What is expected:
Please set down the data again exactly, minus the pictures.
------------
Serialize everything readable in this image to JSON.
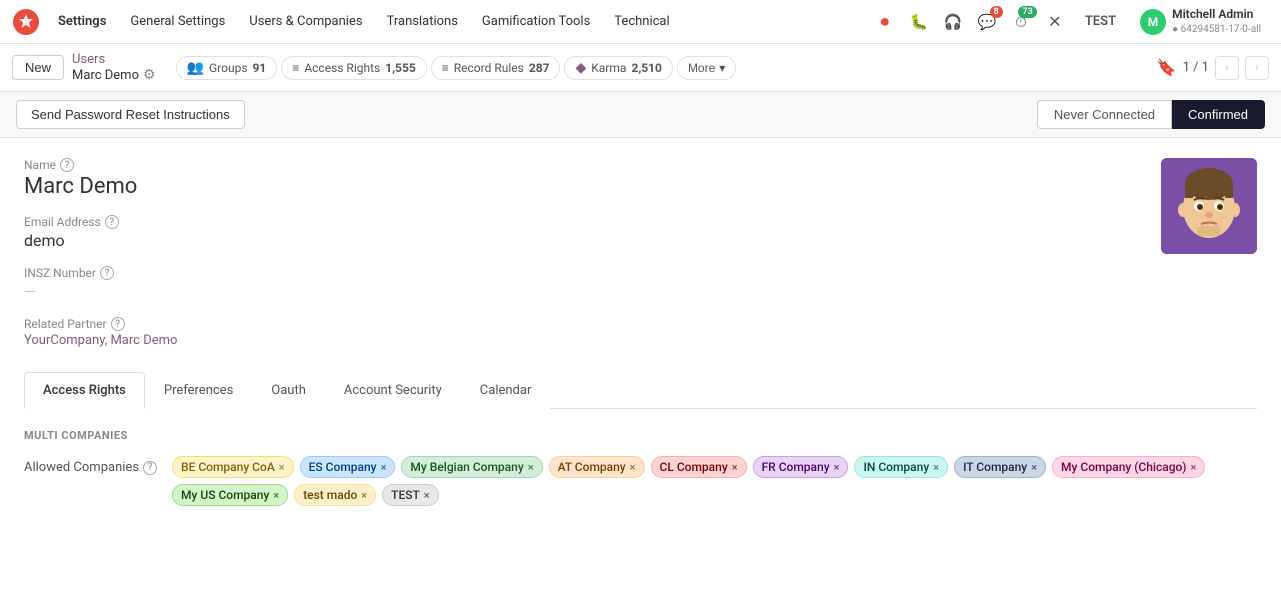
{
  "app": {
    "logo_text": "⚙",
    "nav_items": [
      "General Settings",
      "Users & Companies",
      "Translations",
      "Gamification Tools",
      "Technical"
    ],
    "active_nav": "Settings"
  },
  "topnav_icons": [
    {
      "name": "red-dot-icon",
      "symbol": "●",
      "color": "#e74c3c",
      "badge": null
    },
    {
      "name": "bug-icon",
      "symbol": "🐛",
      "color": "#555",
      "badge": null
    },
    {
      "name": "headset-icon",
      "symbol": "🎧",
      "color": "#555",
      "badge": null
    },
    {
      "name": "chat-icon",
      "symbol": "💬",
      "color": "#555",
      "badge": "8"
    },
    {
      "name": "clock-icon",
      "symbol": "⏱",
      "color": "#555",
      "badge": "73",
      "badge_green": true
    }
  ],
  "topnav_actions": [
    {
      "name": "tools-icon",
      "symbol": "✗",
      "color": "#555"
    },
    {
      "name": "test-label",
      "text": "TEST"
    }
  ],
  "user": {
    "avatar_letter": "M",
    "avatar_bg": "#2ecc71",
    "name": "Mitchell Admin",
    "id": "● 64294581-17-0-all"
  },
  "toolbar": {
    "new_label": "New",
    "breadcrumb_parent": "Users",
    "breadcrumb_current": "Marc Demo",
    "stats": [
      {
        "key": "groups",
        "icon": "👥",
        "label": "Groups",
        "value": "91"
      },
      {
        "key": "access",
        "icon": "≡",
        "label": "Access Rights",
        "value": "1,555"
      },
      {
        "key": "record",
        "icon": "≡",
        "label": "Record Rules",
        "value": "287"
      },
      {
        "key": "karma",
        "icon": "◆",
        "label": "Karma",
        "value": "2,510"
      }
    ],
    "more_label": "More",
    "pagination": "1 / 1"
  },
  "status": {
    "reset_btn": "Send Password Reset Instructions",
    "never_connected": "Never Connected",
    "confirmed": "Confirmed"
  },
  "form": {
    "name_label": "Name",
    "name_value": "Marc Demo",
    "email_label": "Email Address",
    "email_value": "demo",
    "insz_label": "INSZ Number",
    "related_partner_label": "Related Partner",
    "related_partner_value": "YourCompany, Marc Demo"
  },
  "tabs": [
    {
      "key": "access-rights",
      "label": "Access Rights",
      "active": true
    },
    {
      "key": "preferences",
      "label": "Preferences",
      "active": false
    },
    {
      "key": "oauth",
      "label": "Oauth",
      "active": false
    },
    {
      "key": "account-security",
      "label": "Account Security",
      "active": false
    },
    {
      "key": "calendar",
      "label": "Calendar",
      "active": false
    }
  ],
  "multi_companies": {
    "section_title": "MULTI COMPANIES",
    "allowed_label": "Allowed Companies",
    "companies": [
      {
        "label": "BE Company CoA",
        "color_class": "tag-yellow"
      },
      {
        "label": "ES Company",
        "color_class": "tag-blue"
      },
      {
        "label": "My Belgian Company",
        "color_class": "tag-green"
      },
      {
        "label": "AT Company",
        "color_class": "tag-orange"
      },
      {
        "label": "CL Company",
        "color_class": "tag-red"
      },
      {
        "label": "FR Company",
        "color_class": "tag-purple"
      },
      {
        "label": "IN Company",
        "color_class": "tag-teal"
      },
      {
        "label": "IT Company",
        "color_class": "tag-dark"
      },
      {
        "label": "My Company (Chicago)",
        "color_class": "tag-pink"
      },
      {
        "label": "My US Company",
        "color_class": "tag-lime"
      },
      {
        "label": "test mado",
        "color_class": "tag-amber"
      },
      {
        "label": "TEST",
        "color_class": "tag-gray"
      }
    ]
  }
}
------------
Exercise result:
Serialize everything readable in this image to JSON.
{
  "app": {
    "logo_text": "⚙",
    "nav_items": [
      "General Settings",
      "Users & Companies",
      "Translations",
      "Gamification Tools",
      "Technical"
    ],
    "active_nav": "Settings"
  },
  "topnav_icons": [
    {
      "name": "red-dot-icon",
      "symbol": "●",
      "color": "#e74c3c",
      "badge": null
    },
    {
      "name": "bug-icon",
      "symbol": "🐛",
      "color": "#555",
      "badge": null
    },
    {
      "name": "headset-icon",
      "symbol": "🎧",
      "color": "#555",
      "badge": null
    },
    {
      "name": "chat-icon",
      "symbol": "💬",
      "color": "#555",
      "badge": "8"
    },
    {
      "name": "clock-icon",
      "symbol": "⏱",
      "color": "#555",
      "badge": "73",
      "badge_green": true
    }
  ],
  "topnav_actions": [
    {
      "name": "tools-icon",
      "symbol": "✗",
      "color": "#555"
    },
    {
      "name": "test-label",
      "text": "TEST"
    }
  ],
  "user": {
    "avatar_letter": "M",
    "avatar_bg": "#2ecc71",
    "name": "Mitchell Admin",
    "id": "● 64294581-17-0-all"
  },
  "toolbar": {
    "new_label": "New",
    "breadcrumb_parent": "Users",
    "breadcrumb_current": "Marc Demo",
    "stats": [
      {
        "key": "groups",
        "icon": "👥",
        "label": "Groups",
        "value": "91"
      },
      {
        "key": "access",
        "icon": "≡",
        "label": "Access Rights",
        "value": "1,555"
      },
      {
        "key": "record",
        "icon": "≡",
        "label": "Record Rules",
        "value": "287"
      },
      {
        "key": "karma",
        "icon": "◆",
        "label": "Karma",
        "value": "2,510"
      }
    ],
    "more_label": "More",
    "pagination": "1 / 1"
  },
  "status": {
    "reset_btn": "Send Password Reset Instructions",
    "never_connected": "Never Connected",
    "confirmed": "Confirmed"
  },
  "form": {
    "name_label": "Name",
    "name_value": "Marc Demo",
    "email_label": "Email Address",
    "email_value": "demo",
    "insz_label": "INSZ Number",
    "related_partner_label": "Related Partner",
    "related_partner_value": "YourCompany, Marc Demo"
  },
  "tabs": [
    {
      "key": "access-rights",
      "label": "Access Rights",
      "active": true
    },
    {
      "key": "preferences",
      "label": "Preferences",
      "active": false
    },
    {
      "key": "oauth",
      "label": "Oauth",
      "active": false
    },
    {
      "key": "account-security",
      "label": "Account Security",
      "active": false
    },
    {
      "key": "calendar",
      "label": "Calendar",
      "active": false
    }
  ],
  "multi_companies": {
    "section_title": "MULTI COMPANIES",
    "allowed_label": "Allowed Companies",
    "companies": [
      {
        "label": "BE Company CoA",
        "color_class": "tag-yellow"
      },
      {
        "label": "ES Company",
        "color_class": "tag-blue"
      },
      {
        "label": "My Belgian Company",
        "color_class": "tag-green"
      },
      {
        "label": "AT Company",
        "color_class": "tag-orange"
      },
      {
        "label": "CL Company",
        "color_class": "tag-red"
      },
      {
        "label": "FR Company",
        "color_class": "tag-purple"
      },
      {
        "label": "IN Company",
        "color_class": "tag-teal"
      },
      {
        "label": "IT Company",
        "color_class": "tag-dark"
      },
      {
        "label": "My Company (Chicago)",
        "color_class": "tag-pink"
      },
      {
        "label": "My US Company",
        "color_class": "tag-lime"
      },
      {
        "label": "test mado",
        "color_class": "tag-amber"
      },
      {
        "label": "TEST",
        "color_class": "tag-gray"
      }
    ]
  }
}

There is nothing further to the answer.